Although compressor 101 is believed to be particularly advantageous when used in combination with portable pneumatic power systems such as described in my U.S. Pat. No. 6,932,128, compressor 101 is capable of producing clean, dry compressed air/gas for many other end uses. Moreover, compressors such as described herein exhibit significant performance improvements over known compressors. In this regard, compressor 101 is capable of filling large air/gas supply vessels with high air/gas pressures all the while having a heretofore unknown compact and simple structural design. In particular, compressor 101's compact and lightweight structure allows it to be uniquely portable for a compressor with such high performance compression capabilities. Furthermore, certain embodiments of compressor 101, relative to known compressors, are remarkably simply in structural design.

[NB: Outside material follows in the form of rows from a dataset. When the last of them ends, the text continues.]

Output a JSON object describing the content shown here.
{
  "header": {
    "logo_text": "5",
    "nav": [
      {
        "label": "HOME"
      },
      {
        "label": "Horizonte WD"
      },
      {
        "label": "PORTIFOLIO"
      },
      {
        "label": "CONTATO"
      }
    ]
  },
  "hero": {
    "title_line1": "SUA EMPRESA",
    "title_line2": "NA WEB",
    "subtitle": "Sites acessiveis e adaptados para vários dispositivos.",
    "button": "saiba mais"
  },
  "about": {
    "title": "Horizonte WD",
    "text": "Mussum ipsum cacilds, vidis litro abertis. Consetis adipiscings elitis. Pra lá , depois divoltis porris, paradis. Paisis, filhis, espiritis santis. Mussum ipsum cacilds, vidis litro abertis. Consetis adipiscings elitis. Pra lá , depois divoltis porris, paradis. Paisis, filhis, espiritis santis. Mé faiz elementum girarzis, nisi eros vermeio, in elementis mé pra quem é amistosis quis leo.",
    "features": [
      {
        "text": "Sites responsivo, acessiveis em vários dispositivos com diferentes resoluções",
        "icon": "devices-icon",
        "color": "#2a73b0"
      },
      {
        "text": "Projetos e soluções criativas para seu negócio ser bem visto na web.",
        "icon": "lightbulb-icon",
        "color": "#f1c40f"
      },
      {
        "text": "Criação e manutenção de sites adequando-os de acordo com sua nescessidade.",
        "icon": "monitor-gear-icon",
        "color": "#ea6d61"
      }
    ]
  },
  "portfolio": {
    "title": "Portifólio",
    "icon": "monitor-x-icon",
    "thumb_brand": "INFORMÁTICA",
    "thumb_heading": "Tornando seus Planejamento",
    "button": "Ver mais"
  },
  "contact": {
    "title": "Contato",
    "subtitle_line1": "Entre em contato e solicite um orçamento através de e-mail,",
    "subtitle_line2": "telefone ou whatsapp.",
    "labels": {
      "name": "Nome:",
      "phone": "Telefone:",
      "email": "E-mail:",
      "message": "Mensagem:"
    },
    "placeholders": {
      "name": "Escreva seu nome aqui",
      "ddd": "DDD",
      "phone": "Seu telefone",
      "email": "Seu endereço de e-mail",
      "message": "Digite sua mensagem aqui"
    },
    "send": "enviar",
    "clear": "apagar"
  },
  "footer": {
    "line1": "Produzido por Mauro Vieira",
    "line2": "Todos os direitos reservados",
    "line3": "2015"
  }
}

In this regard, in preferred embodiments, compressor 101 utilizes a single drive belt 115 to minimize maintenance and extend longevity, does not require the changing and discarding of oil, does not require gas, oil, or filters, and/or generally uses no parts which are vulnerable to rusting or degradation. Certain additional embodiments (alternatively, or in combination with the immediately previously described improvements), exhibit low operational noise levels (typically about 55 dBA or less), are virtually maintenance-free, operate on standard power/electrical sources (e.g., 110-volt electrical power), do not emit toxic fumes or exhaust, and/or are self-cleaning (e.g., because moisture and dust particles are purged from the system at the conclusion of each use such as described above).

Once given the above, non-limiting disclosure, many other features, modifications, and improvements will become apparent to the skilled artisan. Such other features, modifications, and improvements are therefore considered to be part of this invention, the scope of which is to be determined by the following claims: